Personally, it makes no matter to me what party Fletcher joins. It's a free country - one Nathan Fletcher has fought for, in combat, to his considerable credit - and he's free to switch teams.
Not so forgivable is the cynicism this move invites.
While Fletcher went into great detail as to why he's now in the Democratic fold (among the reasons: Bill Clinton's knockout speech at the party's 2012 national convention), the fact is it's his second political conversion in 13 months. Fletcher earned a combat "v" for valor in Iraq. In California, he gets another "v" - this one, for vacillation. He may yet earn a third "v" - "very disappointed" - when he discovers that few Democrats in the Golden State care for Clintonesque triangulation.
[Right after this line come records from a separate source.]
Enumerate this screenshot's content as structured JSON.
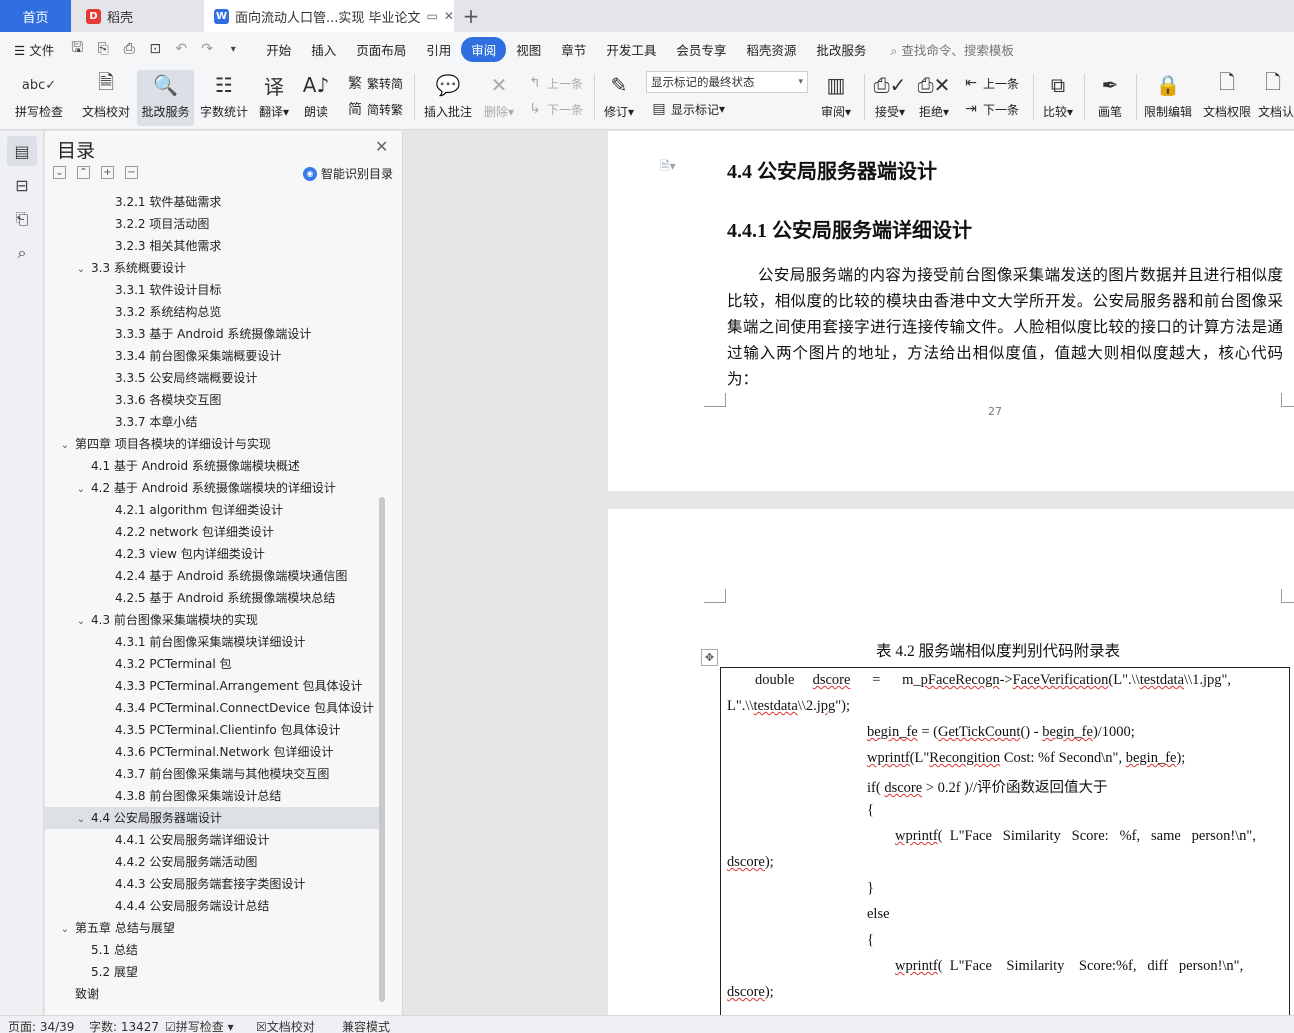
{
  "tabs": {
    "home": "首页",
    "daoke": "稻壳",
    "document": "面向流动人口管...实现 毕业论文",
    "add": "+"
  },
  "menu": {
    "file": "文件",
    "items": [
      "开始",
      "插入",
      "页面布局",
      "引用",
      "审阅",
      "视图",
      "章节",
      "开发工具",
      "会员专享",
      "稻壳资源",
      "批改服务"
    ],
    "active": "审阅",
    "search": "查找命令、搜索模板"
  },
  "ribbon": {
    "spellcheck": "拼写检查",
    "doccheck": "文档校对",
    "review_service": "批改服务",
    "wordcount": "字数统计",
    "translate": "翻译",
    "read": "朗读",
    "to_traditional": "繁转简",
    "to_simplified": "简转繁",
    "insert_comment": "插入批注",
    "delete": "删除",
    "prev_comment": "上一条",
    "next_comment": "下一条",
    "revise": "修订",
    "markup_state": "显示标记的最终状态",
    "show_markup": "显示标记",
    "review": "审阅",
    "accept": "接受",
    "reject": "拒绝",
    "prev": "上一条",
    "next": "下一条",
    "compare": "比较",
    "pen": "画笔",
    "restrict_edit": "限制编辑",
    "doc_rights": "文档权限",
    "doc_cert": "文档认"
  },
  "toc": {
    "title": "目录",
    "smart": "智能识别目录",
    "items": [
      {
        "label": "3.2.1 软件基础需求",
        "level": 3,
        "tw": ""
      },
      {
        "label": "3.2.2 项目活动图",
        "level": 3,
        "tw": ""
      },
      {
        "label": "3.2.3 相关其他需求",
        "level": 3,
        "tw": ""
      },
      {
        "label": "3.3  系统概要设计",
        "level": 2,
        "tw": "v"
      },
      {
        "label": "3.3.1  软件设计目标",
        "level": 3,
        "tw": ""
      },
      {
        "label": "3.3.2  系统结构总览",
        "level": 3,
        "tw": ""
      },
      {
        "label": "3.3.3  基于 Android 系统摄像端设计",
        "level": 3,
        "tw": ""
      },
      {
        "label": "3.3.4  前台图像采集端概要设计",
        "level": 3,
        "tw": ""
      },
      {
        "label": "3.3.5  公安局终端概要设计",
        "level": 3,
        "tw": ""
      },
      {
        "label": "3.3.6 各模块交互图",
        "level": 3,
        "tw": ""
      },
      {
        "label": "3.3.7 本章小结",
        "level": 3,
        "tw": ""
      },
      {
        "label": "第四章  项目各模块的详细设计与实现",
        "level": 1,
        "tw": "v"
      },
      {
        "label": "4.1  基于 Android 系统摄像端模块概述",
        "level": 2,
        "tw": ""
      },
      {
        "label": "4.2  基于 Android 系统摄像端模块的详细设计",
        "level": 2,
        "tw": "v"
      },
      {
        "label": "4.2.1 algorithm 包详细类设计",
        "level": 3,
        "tw": ""
      },
      {
        "label": "4.2.2 network 包详细类设计",
        "level": 3,
        "tw": ""
      },
      {
        "label": "4.2.3 view 包内详细类设计",
        "level": 3,
        "tw": ""
      },
      {
        "label": "4.2.4  基于 Android 系统摄像端模块通信图",
        "level": 3,
        "tw": ""
      },
      {
        "label": "4.2.5  基于 Android 系统摄像端模块总结",
        "level": 3,
        "tw": ""
      },
      {
        "label": "4.3  前台图像采集端模块的实现",
        "level": 2,
        "tw": "v"
      },
      {
        "label": "4.3.1  前台图像采集端模块详细设计",
        "level": 3,
        "tw": ""
      },
      {
        "label": "4.3.2 PCTerminal 包",
        "level": 3,
        "tw": ""
      },
      {
        "label": "4.3.3 PCTerminal.Arrangement 包具体设计",
        "level": 3,
        "tw": ""
      },
      {
        "label": "4.3.4 PCTerminal.ConnectDevice 包具体设计",
        "level": 3,
        "tw": ""
      },
      {
        "label": "4.3.5 PCTerminal.Clientinfo 包具体设计",
        "level": 3,
        "tw": ""
      },
      {
        "label": "4.3.6 PCTerminal.Network 包详细设计",
        "level": 3,
        "tw": ""
      },
      {
        "label": "4.3.7  前台图像采集端与其他模块交互图",
        "level": 3,
        "tw": ""
      },
      {
        "label": "4.3.8  前台图像采集端设计总结",
        "level": 3,
        "tw": ""
      },
      {
        "label": "4.4 公安局服务器端设计",
        "level": 2,
        "tw": "v",
        "selected": true
      },
      {
        "label": "4.4.1 公安局服务端详细设计",
        "level": 3,
        "tw": ""
      },
      {
        "label": "4.4.2 公安局服务端活动图",
        "level": 3,
        "tw": ""
      },
      {
        "label": "4.4.3 公安局服务端套接字类图设计",
        "level": 3,
        "tw": ""
      },
      {
        "label": "4.4.4 公安局服务端设计总结",
        "level": 3,
        "tw": ""
      },
      {
        "label": "第五章  总结与展望",
        "level": 1,
        "tw": "v"
      },
      {
        "label": "5.1  总结",
        "level": 2,
        "tw": ""
      },
      {
        "label": "5.2  展望",
        "level": 2,
        "tw": ""
      },
      {
        "label": "致谢",
        "level": 1,
        "tw": ""
      }
    ]
  },
  "doc": {
    "h_44": "4.4 公安局服务器端设计",
    "h_441": "4.4.1 公安局服务端详细设计",
    "para": "公安局服务端的内容为接受前台图像采集端发送的图片数据并且进行相似度比较，相似度的比较的模块由香港中文大学所开发。公安局服务器和前台图像采集端之间使用套接字进行连接传输文件。人脸相似度比较的接口的计算方法是通过输入两个图片的地址，方法给出相似度值，值越大则相似度越大，核心代码为：",
    "page_number": "27",
    "table_caption": "表 4.2 服务端相似度判别代码附录表"
  },
  "status": {
    "page": "页面: 34/39",
    "words": "字数: 13427",
    "spell": "拼写检查",
    "proof": "文档校对",
    "compat": "兼容模式"
  }
}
So, is the California Republican Party a loser here? You might think so, judging by Fletcher's words: "In my opinion, the GOP today is more focused on protecting those who have achieved the American Dream than allowing others access to it."
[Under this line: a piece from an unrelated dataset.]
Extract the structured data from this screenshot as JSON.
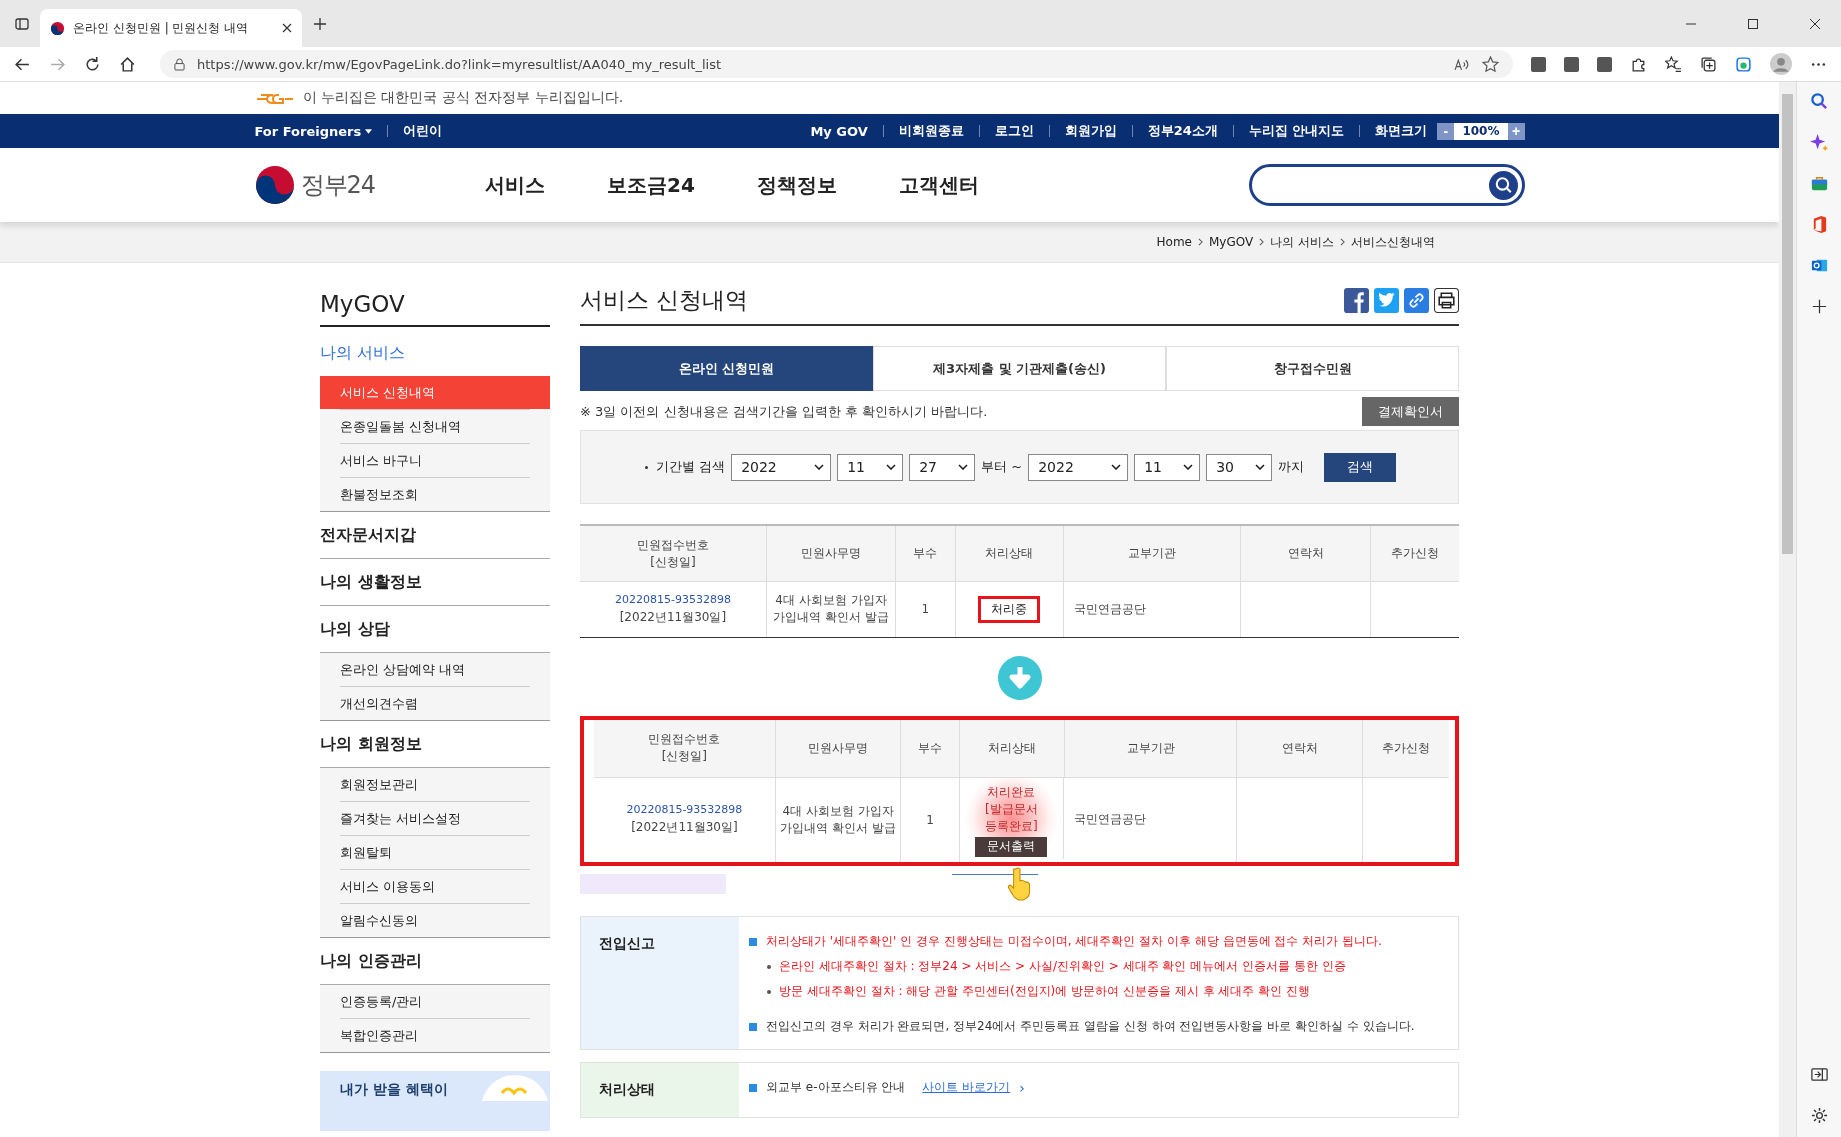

About that exclusive party: California Republicans ran the more diverse of the parties' slates in 2010 - fewer old white guys, a pro-choice woman at the top of the ticket. Had he stayed the course, Fletcher right now could be working with new leadership that's actively engaged in rebuilding the party's brand. Too bad he ducked and ran.
Ironically, that's not the path chosen by Carl DeMaio, the San Diego Republican who finished well ahead of Fletcher in the mayoral primary. DeMaio has just cause for crossing the aisle: He's openly gay and not in sync with conservative Republicans over same-sex marriage. Instead, he's stayed with the GOP - most likely, a congressional candidate in 2014.
Sadly, Nathan Fletcher 2.0 - the one with disdain for both parties - won't be a candidate. And there won't be tell-it-like-is statements like this one, when he bids adieu to status quo politics: "I'm leaving an environment that thrives on playing the game. I'm leaving behind a system that is completely dysfunctional. I'm embracing an independence to focus solely on solutions on working with people if their ideas are good and focus solely on advancing the interest of our city, not a political party."
Thirteen months later, the best Fletcher can offer about that independent persona: "(It) didn't fit. It felt empty." What a sad statement for those who yearn for a third and better way of politics in the Golden State.
Empty is an apt word. A decade ago, Arnold Schwarzenegger exploded onto the political scene. In the easiest of scenarios for securing higher office - a 60-day recall campaign largely devoid of partisan litmus tests - a deep-pocketed and already-recognizable Arnold could have run as an independent. And he could have parroted what Fletcher said in terminating his relationship with partisan politics in 2012. But Arnold didn't go that independent route - and California's the worse for it.
The hope here is Nathan Fletcher proves us cynics wrong. And there's an easy way to do so: Don't run for office.
At present, there's soft talk of a recall campaign in San Diego against the embattled mayor, Bob Filner (assuming it could survive a legal challenge). Should multiple Republicans enter the race, a lone Democrat stands a good chance of replacing Filner - i.e., the newly minted Nathan Fletcher.
What could Fletcher do with his time if he stays away from the flame? As UC San Diego's first "professor of practice," he could remain in the classroom and educate future generations as to the perils of our political system.
Talk about a grand concept: California with one fewer self-aggrandizing politician.
Bill Whalen is a Hoover Institution research fellow and a former speechwriter for Gov. Pete Wilson. Reach Whalen at firstname.lastname@example.org.